Research Project: Long-term Management of Water Resources in the Central Mississippi River Basin

Location: Cropping Systems and Water Quality Research

Title: Evaluation of climate variability on drought occurrence in an agricultural watershed

Author
item Gautam, Sagar - University Of Missouri
item Costello, Christine - University Of Missouri
item Baffaut, Claire
item Thompson, Allen - University Of Missouri
item Svoma, Bohumil - University Of Missouri
item Sadler, Edward - John

Submitted to: ASABE Annual International Meeting
Publication Type: Abstract Only
Publication Acceptance Date: 2/20/2017
Publication Date: 7/16/2017
Citation: Gautam, S., Costello, C., Baffaut, C., Thompson, A., Svoma, B.M., Sadler, E.J. 2017. Evaluation of climate variability on drought occurrence in an agricultural watershed [abstract]. ASABE Annual International Meeting, July 16-19, 2017, Spokane, Washington. Poster.

Interpretive Summary:

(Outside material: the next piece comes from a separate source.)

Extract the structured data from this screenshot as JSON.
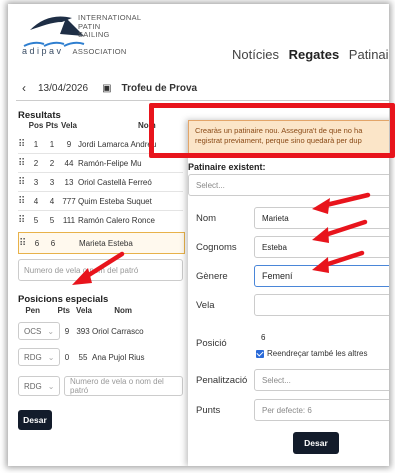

Technical Abstract: Changes in the future hydrologic cycle due to changes in precipitation and temperature are likely to be associated with increases in hydrologic extremes. This study evaluates the impacts of climate variability on drought using the Soil and Water Assessment Tool (SWAT) in the Goodwater Creek Experimental Watershed (73 km2) in Missouri. The frequency and duration of future droughts were predicted using the twelve Coupled Model Intercomparison Project phase 5 (CMIP5) climate scenarios for four different relative concentration pathways (RCP 2.6, RCP 4.5, RCP 6.0 and RCP 8.5). After calibration of the SWAT model based on historical data (1993-2010), simulations were run for the future (until 2075). SWAT-simulated streamflow, soil moisture and precipitation based on climate scenarios were used to compute different drought indices. The Standardized Precipitation Index (SPI), Standardized Streamflow Index (SSFI), and Z-score based soil moisture index were computed for historical data to quantify meteorological, hydrological and agricultural drought, respectively. The physical values, e.g., mm precipitation, behind indices determined for the historic period, were used to evaluate future drought conditions. Results showed that droughts will occur more frequently than they have during the historic period for the majority of climate scenarios under all four emission scenarios.